Jensen: It’s not like it’s really affecting me negatively, but I just want people and the community to have the right perception of players. Because like you said, if a caster or analyst hypes up a player a lot, that’s what the media and the community is gonna listen to and then if they keep talking about that and keep pushing that narrative, then it kind of becomes reality even though it’s not. That’s what I think shouldn’t happen and I just want the analyst desk to be more careful about. It creates a false picture of who’s actually the best or performing well. That’s kind of just what it’s been like for most of LCS, and those things just get pushed too hard I think. The bad stuff gets ignored, to me. That’s what it’s like and I’m not sure the fan votes actually matter because I’m sure it’s just a popularity contest and all that stuff. At the same time when narratives from the desk get pushed like that the media will jump on to it too because maybe they don’t get to watch the games as closely and they kind of believe what they hear. That sticks, and there’s no doubt about it. So that is what I really wanted people to change. It’s not like I think Bjergsen’s a bad player or not deserving of being in the talks, but I just thought it was getting pushed way too hard, so that’s where that conversation started.

Hotspawn: At one point on air, they did say that it felt like whoever won between TSM and TL in their final game could be enough to give the edge to either Bjergsen or Jo “CoreJJ” Yong-in in the MVP voting. 

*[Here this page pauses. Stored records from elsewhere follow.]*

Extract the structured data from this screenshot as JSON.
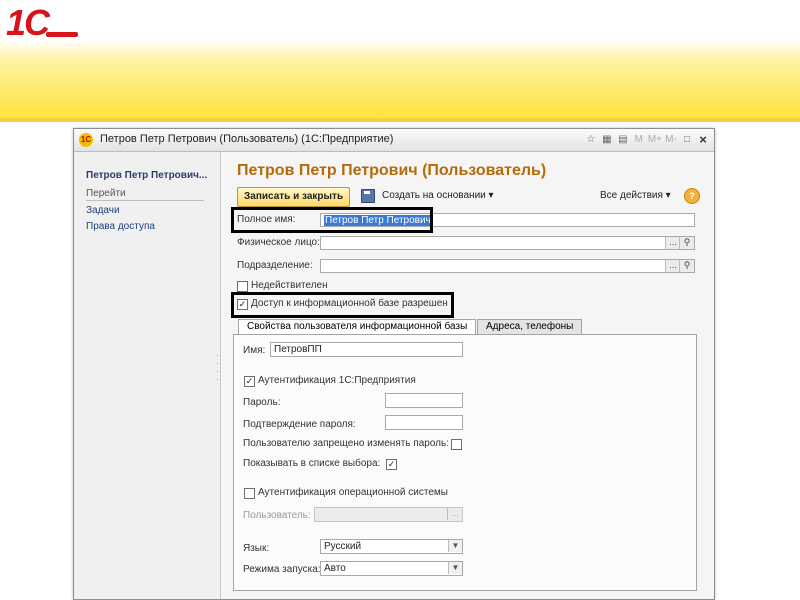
{
  "slide": {
    "logo": "1С"
  },
  "window": {
    "title": "Петров Петр Петрович (Пользователь) (1С:Предприятие)",
    "controls": [
      "M",
      "M+",
      "M-",
      "□",
      "×"
    ]
  },
  "sidebar": {
    "user": "Петров Петр Петрович...",
    "section": "Перейти",
    "links": [
      "Задачи",
      "Права доступа"
    ]
  },
  "form": {
    "title": "Петров Петр Петрович (Пользователь)",
    "toolbar": {
      "save_close": "Записать и закрыть",
      "create_based_on": "Создать на основании ▾",
      "all_actions": "Все действия ▾",
      "help": "?"
    },
    "full_name": {
      "label": "Полное имя:",
      "value": "Петров Петр Петрович"
    },
    "individual": {
      "label": "Физическое лицо:",
      "value": ""
    },
    "department": {
      "label": "Подразделение:",
      "value": ""
    },
    "invalid": {
      "label": "Недействителен",
      "checked": false
    },
    "ib_access": {
      "label": "Доступ к информационной базе разрешен",
      "checked": true
    },
    "tabs": [
      "Свойства пользователя информационной базы",
      "Адреса, телефоны"
    ],
    "props": {
      "name_label": "Имя:",
      "name_value": "ПетровПП",
      "auth_1c": "Аутентификация 1С:Предприятия",
      "password": "Пароль:",
      "confirm_password": "Подтверждение пароля:",
      "forbid_change": "Пользователю запрещено изменять пароль:",
      "show_in_list": "Показывать в списке выбора:",
      "auth_os": "Аутентификация операционной системы",
      "os_user": "Пользователь:",
      "language_label": "Язык:",
      "language_value": "Русский",
      "mode_label": "Режима запуска:",
      "mode_value": "Авто"
    }
  }
}
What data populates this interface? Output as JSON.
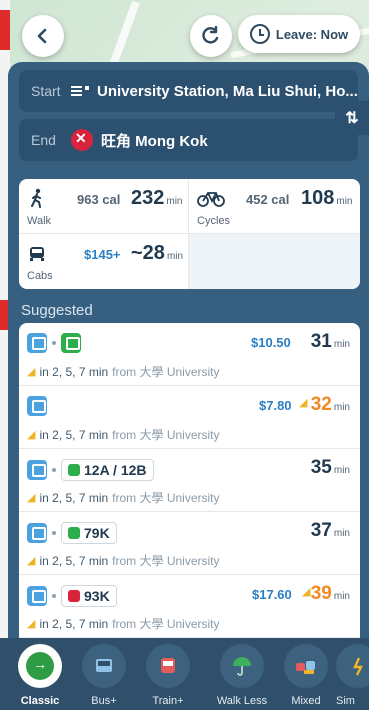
{
  "header": {
    "back_icon": "chevron-left-icon",
    "refresh_icon": "refresh-icon",
    "leave_label": "Leave: Now"
  },
  "trip": {
    "start_label": "Start",
    "start_value": "University Station, Ma Liu Shui, Ho...",
    "end_label": "End",
    "end_value": "旺角 Mong Kok"
  },
  "modes": [
    {
      "name": "Walk",
      "cal": "963 cal",
      "mins": "232",
      "unit": "min",
      "icon": "walk-icon"
    },
    {
      "name": "Cycles",
      "cal": "452 cal",
      "mins": "108",
      "unit": "min",
      "icon": "bicycle-icon"
    },
    {
      "name": "Cabs",
      "price": "$145+",
      "mins": "~28",
      "unit": "min",
      "icon": "taxi-icon"
    }
  ],
  "suggested_title": "Suggested",
  "routes": [
    {
      "price": "$10.50",
      "mins": "31",
      "unit": "min",
      "freq": "in 2, 5, 7 min",
      "from_text": "from 大學 University"
    },
    {
      "price": "$7.80",
      "mins": "32",
      "unit": "min",
      "freq": "in 2, 5, 7 min",
      "from_text": "from 大學 University"
    },
    {
      "bus": "12A / 12B",
      "mins": "35",
      "unit": "min",
      "freq": "in 2, 5, 7 min",
      "from_text": "from 大學 University"
    },
    {
      "bus": "79K",
      "mins": "37",
      "unit": "min",
      "freq": "in 2, 5, 7 min",
      "from_text": "from 大學 University"
    },
    {
      "bus": "93K",
      "price": "$17.60",
      "mins": "39",
      "unit": "min",
      "freq": "in 2, 5, 7 min",
      "from_text": "from 大學 University"
    }
  ],
  "tabs": [
    {
      "label": "Classic",
      "icon": "classic-icon"
    },
    {
      "label": "Bus+",
      "icon": "bus-icon"
    },
    {
      "label": "Train+",
      "icon": "train-icon"
    },
    {
      "label": "Walk Less",
      "icon": "umbrella-icon"
    },
    {
      "label": "Mixed",
      "icon": "mixed-icon"
    },
    {
      "label": "Sim",
      "icon": "simple-icon"
    }
  ],
  "colors": {
    "panel": "#365f80",
    "accent_blue": "#2c7fc4",
    "green": "#2cae4a",
    "orange": "#f08a24",
    "mtr_red": "#d9233a"
  }
}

Jensen: Yeah that’s very extreme. I agree that Bjergsen was playing pretty well in the second half of the split, but then sometimes the bad stuff gets ignored. The first half of the split, he was not performing very well and was making a lot of mistakes. But then instead of mentioning that, the casters were like “oh yeah he’s willing to try stuff out for his team, it’s not his fault,” and it just gets covered up. Come on guys, that’s just stupid. Be more objective, you know? It’s just very biased I think. That’s what I think the problem is with these narratives that are being pushed.

Hotspawn: We’re in a time where when you say things about a player it has a ripple effect. When people look back years from now, whether or not a player made All-Pro or won “x” award will be considered when they rate players. It stacks up.

Jensen: Yeah it does stack up. And whether people see it or not, it will affect a player one way or another. For example, if people completely forget about players like that, it could affect their contract negotiations for next year or even just teams looking into them. A lot of people remember these things and they’ll forget people who missed out on it. And it sucks for them; it’s not fair to them.

Hotspawn: Well to turn this mid lane conversation around, you are going to Worlds now, so are there any players from other regions that you’re interested in playing?

Jensen: At this point I’ve played against almost every top mid laner, at least that’s made it internationally. The one that I’m looking forward to playing against now would probably be Zhuo “Knight” Ding because I’ve seen a lot of his plays and he seems really dominant. I’m looking forward to seeing the hype against him and I wanna play against the other top mid laners as well.

Team Liquid’s next match will be in the Winners’ Finals against FlyQuest on August 30 at around 1 p.m. PDT.